• **Instructions to follow**
Below are records. Copy every line with "Operations" in it.

• **Dataset excerpts**
◆ ◆ ◆ ◆ ◆ ◆ ◆
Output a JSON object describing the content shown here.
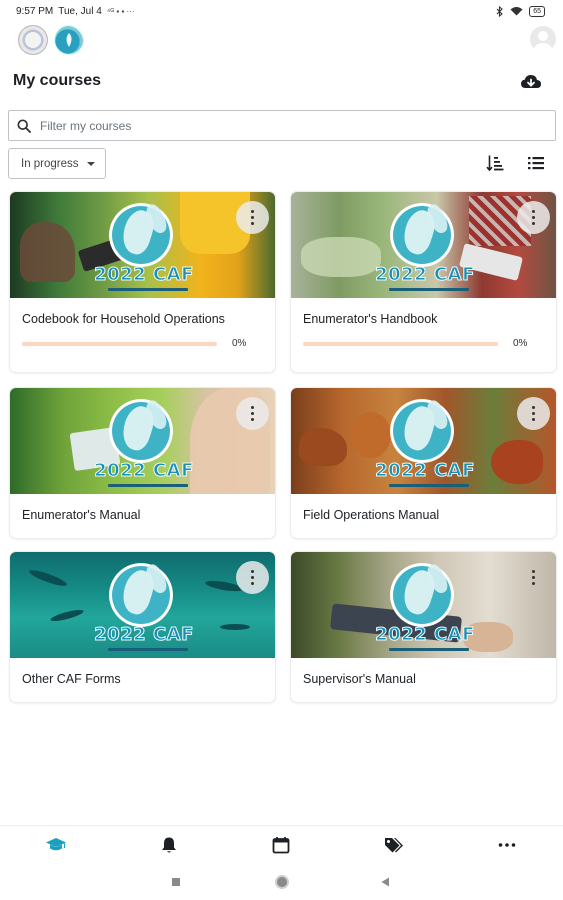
{
  "status_bar": {
    "time": "9:57 PM",
    "date": "Tue, Jul 4",
    "battery": "65"
  },
  "header": {
    "title": "My courses",
    "download_icon": "cloud-download-icon"
  },
  "filter": {
    "placeholder": "Filter my courses",
    "value": ""
  },
  "status_filter": {
    "selected": "In progress"
  },
  "courses": [
    {
      "title": "Codebook for Household Operations",
      "progress": 0,
      "progress_label": "0%",
      "has_progress": true
    },
    {
      "title": "Enumerator's Handbook",
      "progress": 0,
      "progress_label": "0%",
      "has_progress": true
    },
    {
      "title": "Enumerator's Manual",
      "has_progress": false
    },
    {
      "title": "Field Operations Manual",
      "has_progress": false
    },
    {
      "title": "Other CAF Forms",
      "has_progress": false
    },
    {
      "title": "Supervisor's Manual",
      "has_progress": false
    }
  ],
  "course_image_badge": "2022 CAF",
  "colors": {
    "primary": "#0f6cbf",
    "progress_track": "#fbd7c1",
    "nav_active": "#1a9fbf",
    "caf_teal": "#3fb3c6"
  },
  "bottom_nav": [
    {
      "icon": "graduation-cap-icon",
      "active": true
    },
    {
      "icon": "bell-icon",
      "active": false
    },
    {
      "icon": "calendar-icon",
      "active": false
    },
    {
      "icon": "tags-icon",
      "active": false
    },
    {
      "icon": "more-icon",
      "active": false
    }
  ]
}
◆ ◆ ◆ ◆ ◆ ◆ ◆
• **Written reply**
      "title": "Codebook for Household Operations",
      "title": "Field Operations Manual",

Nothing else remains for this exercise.